The intensity of our artistic marathon warranted some time for reflection and musing. The sky was the deepest cerulean, the sun was warm, it was a perfect day for a walk in a park. Spread out high upon the hills of Barcelona, is a green wonderland of cacti with waves of shattered ceramics, Gaudí's Parc Güell.
Conceived as a housing development by Eusebi Güell, the project never caught on. Gaudí bought one of the two houses nestled within the Parc, and set to work transforming the land into a municipal garden— a pocket of peace above the bustling city.
Hidden amongst the trees are curving stairways, fairytale buildings and an enormous terrace adorned with a long serpentine bench of colourful broken tiles. As I was midway through a sketch, the afternoon tranquillity was interrupted by the disturbing sound of fist hitting torso.
A territorial dispute between trinket vendors suddenly erupted into violence. As the blur of flying fists and kicking feet came crashing towards me, I threw my sketchbook into my bag and fled, just as an old man drove a wooden plank into another man's head.
I abhor violence. I ran off into the trees until I could no longer hear the shouting. Beneath limbs shaded green, I found the quiet again. Along a meandering path, I stumbled upon the most beautiful sight in the park. It was so marvellous, and dare I say perfect, that I wondered if it was crafted by some artist's hands.
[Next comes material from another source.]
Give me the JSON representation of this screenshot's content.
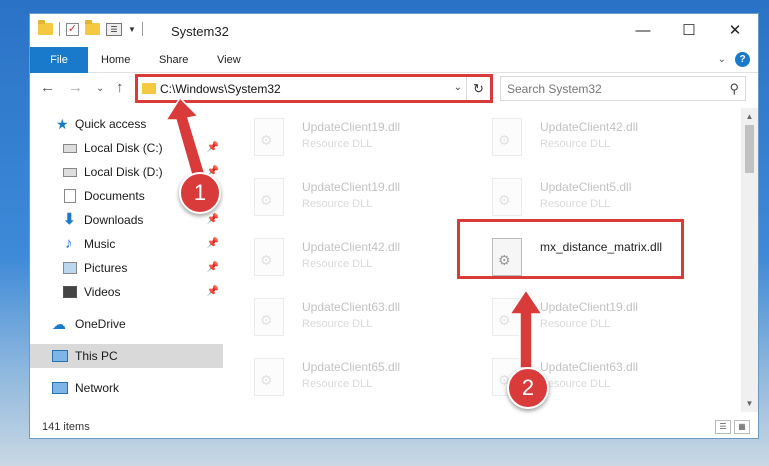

Two knobby, rolling trees, sighing into each other, entwined like lovers.